For patients with chronic low-back pain, the benefits of cognitive-behavioral therapy and mindfulness-based stress reduction that were reported at 6 months and 1 year largely disappeared by 2-year follow-up, according to a Research Letter to the Editor published Feb 14 in JAMA.

In a clinical trial involving 342 affected patients aged 20-70 years, participants were randomly assigned to receive CBT (113 patients), mindfulness-based stress reduction (MBSR, 116 patients), or usual care (113 patients) and followed up at 26 weeks. The two psychological interventions were delivered in 2-hour group sessions every week for 8 weeks. As previously reported, both CBT and MBSR reduced functional limitations and decreased the “bothersomeness” of the pain, as measured by scores on the modified Roland Disability Questionnaire, compared with usual care, said Daniel C. Cherkin, PhD of the Group Health Research Institute, Seattle, and his associates.

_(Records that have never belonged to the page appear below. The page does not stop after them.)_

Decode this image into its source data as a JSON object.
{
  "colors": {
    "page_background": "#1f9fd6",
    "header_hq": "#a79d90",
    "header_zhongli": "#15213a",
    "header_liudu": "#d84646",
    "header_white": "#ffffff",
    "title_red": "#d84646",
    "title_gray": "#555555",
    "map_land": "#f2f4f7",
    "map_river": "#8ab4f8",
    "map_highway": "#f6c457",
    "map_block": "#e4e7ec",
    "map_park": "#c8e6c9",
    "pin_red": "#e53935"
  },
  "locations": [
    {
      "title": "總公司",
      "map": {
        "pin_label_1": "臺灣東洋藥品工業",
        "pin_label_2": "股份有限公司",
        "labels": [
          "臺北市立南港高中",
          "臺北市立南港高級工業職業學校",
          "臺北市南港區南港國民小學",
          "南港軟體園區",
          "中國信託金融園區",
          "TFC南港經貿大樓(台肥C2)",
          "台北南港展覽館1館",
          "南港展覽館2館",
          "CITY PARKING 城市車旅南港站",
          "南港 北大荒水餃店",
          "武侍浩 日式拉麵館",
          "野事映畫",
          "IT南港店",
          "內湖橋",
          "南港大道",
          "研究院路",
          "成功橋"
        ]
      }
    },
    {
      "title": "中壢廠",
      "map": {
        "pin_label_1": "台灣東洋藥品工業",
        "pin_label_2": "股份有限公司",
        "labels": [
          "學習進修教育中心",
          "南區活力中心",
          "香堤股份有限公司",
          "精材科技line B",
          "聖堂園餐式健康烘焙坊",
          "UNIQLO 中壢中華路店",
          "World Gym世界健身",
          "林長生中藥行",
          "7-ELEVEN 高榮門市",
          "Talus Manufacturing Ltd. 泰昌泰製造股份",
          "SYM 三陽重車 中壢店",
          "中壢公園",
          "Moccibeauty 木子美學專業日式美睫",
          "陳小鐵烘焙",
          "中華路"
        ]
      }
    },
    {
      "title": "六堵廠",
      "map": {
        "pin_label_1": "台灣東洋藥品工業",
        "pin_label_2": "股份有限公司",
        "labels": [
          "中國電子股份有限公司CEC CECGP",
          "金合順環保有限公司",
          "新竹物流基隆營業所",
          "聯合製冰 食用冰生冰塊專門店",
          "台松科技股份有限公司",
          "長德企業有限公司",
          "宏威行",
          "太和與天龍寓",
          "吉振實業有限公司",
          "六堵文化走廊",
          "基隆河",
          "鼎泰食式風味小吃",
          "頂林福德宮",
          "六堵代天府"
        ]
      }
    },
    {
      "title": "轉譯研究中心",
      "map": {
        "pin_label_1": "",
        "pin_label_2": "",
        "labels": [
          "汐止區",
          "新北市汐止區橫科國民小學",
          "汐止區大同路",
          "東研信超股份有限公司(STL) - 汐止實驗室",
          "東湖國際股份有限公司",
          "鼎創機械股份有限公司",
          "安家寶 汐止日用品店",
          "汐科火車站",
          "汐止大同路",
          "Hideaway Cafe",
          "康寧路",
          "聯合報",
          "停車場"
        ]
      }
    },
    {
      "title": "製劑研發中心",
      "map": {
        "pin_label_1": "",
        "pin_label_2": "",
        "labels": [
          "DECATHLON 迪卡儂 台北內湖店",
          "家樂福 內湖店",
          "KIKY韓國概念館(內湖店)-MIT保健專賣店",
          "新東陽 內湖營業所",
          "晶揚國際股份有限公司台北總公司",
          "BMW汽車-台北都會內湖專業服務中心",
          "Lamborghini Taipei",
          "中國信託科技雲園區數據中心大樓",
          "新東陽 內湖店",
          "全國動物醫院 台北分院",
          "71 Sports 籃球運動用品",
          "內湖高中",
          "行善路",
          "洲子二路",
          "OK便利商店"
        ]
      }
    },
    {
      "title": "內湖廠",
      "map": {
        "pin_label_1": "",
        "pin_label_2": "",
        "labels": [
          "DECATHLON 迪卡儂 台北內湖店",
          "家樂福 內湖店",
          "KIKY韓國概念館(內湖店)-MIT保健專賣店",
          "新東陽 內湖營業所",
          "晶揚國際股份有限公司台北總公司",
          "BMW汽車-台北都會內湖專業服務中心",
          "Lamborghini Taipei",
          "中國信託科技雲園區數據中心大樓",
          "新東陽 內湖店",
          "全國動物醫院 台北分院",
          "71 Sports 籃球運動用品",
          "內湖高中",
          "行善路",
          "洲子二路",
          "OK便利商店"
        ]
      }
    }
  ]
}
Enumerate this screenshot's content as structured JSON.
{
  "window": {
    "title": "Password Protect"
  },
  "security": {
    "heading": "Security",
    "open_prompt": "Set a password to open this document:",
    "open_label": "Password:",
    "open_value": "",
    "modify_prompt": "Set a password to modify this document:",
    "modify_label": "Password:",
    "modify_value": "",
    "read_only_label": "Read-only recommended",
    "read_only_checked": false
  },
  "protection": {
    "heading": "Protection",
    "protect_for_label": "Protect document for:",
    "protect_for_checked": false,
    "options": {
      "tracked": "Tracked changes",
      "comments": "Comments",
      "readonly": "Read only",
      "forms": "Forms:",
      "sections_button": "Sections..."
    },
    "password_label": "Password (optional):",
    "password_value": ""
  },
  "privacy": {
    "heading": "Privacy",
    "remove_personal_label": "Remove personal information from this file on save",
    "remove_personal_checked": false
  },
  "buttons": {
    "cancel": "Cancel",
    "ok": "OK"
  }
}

They now report their results at extended, 2-year follow-up (1.4-2.8 years after randomization) for 75% of the CBT group, 78% of the MBSR group, and 89% of the usual-care group. The differences between the three study groups in functional limitations and bothersomeness of the pain were no longer significant, even though the proportion of participants who showed 30% or more improvement from baseline on the RDQ remained numerically higher for CBT (62%) and MBSR (55%) than for usual care (42%). The only significant difference among the study groups was a “modest” benefit of CBT over usual care in functional limitation, the investigators said (JAMA 2017;317:642-4).

This study was limited in that few participants in the two intervention groups attended all eight of their weekly CBT or MBSR sessions, and only 60% attended six sessions.

Further study is needed to determine whether strategies to increase adherence to these therapies, or “booster sessions” added months after the eight scheduled sessions, would help maintain the short-term benefits, Dr. Cherkin and his associates said.